I wish I could take credit for this belief, but it was my 9-year-old daughter, Pascal, who showed me that independence was a necessary ingredient for her growth and development.
About 4 months ago, Pascal was asking me for skate lessons, a new skateboard, gymnastics classes and a laundry list of other things. I said, these things are expensive, they add up–we need to pick and choose. Little did I know what she was concocting behind the scenes: she was spending time at her grandmothers learning to play a dusty old accordion and she convinced me to let her play as a street performer in the hopes of raising some capital to fulfill her wants.
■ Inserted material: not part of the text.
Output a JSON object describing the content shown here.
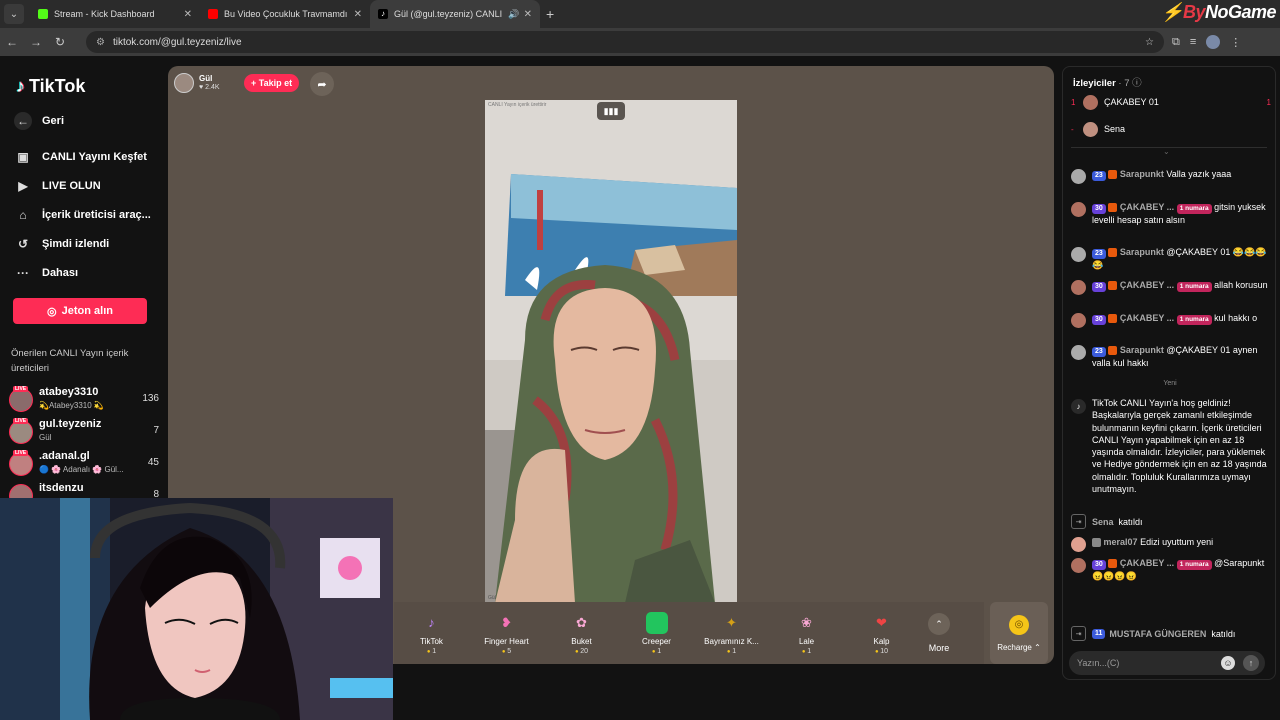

At the start, I was nervous for her– What if she put herself out there and no one paid any attention let alone money to watch her? I let her play anyway and of course she proved me wrong. Not only did she make money, and continues to do so, but she has since learned the value of earning it, saving it, spending it and even being grateful for it. She also has learned that it feels good to volunteer and play for a retirement home and also to raise money for victims of violence in our city.
The result of this has caused an interesting effect. Her list of “needs” has gotten shorter, and more focused too: She has a small bankroll for her weekly skate lessons with her coach/mentor, she has a savings to purchase a smaller, lighter accordion to save her from developing tendonitis and she ultimately wants to save up for a flight to Paris, so she can play in front of the Eiffel Tower (Pascal is close to being fully fluent in French and she also wants to test out her language skills there).
All kids have the power to come up with their own solutions to meet their So Called needs. It has always been fun to retort: If you want that toy that badly, how will you get it? What can you do to buy it? More often than not, the urge to spend will have vanished while the magic of sitting outside with a lemonade stand or mowing neighborhood yards has stuck around. They’ll learn a thing or two about themselves in the process of course.
Still, it feels especially important to raise girls with this level of independence in mind. When you are self-reliant, you don’t need anyone to take care of you. It becomes easy to separate needs from wants and also see ways to keep investing in yourself. Having money to do as you wish is a right and a luxury, but the process of getting there is worth something money can’t buy: increased self-worth and security with an infinite return.
Could it be that I’m raising strong CEO’s or plucky entrepreneurs? Both I hope.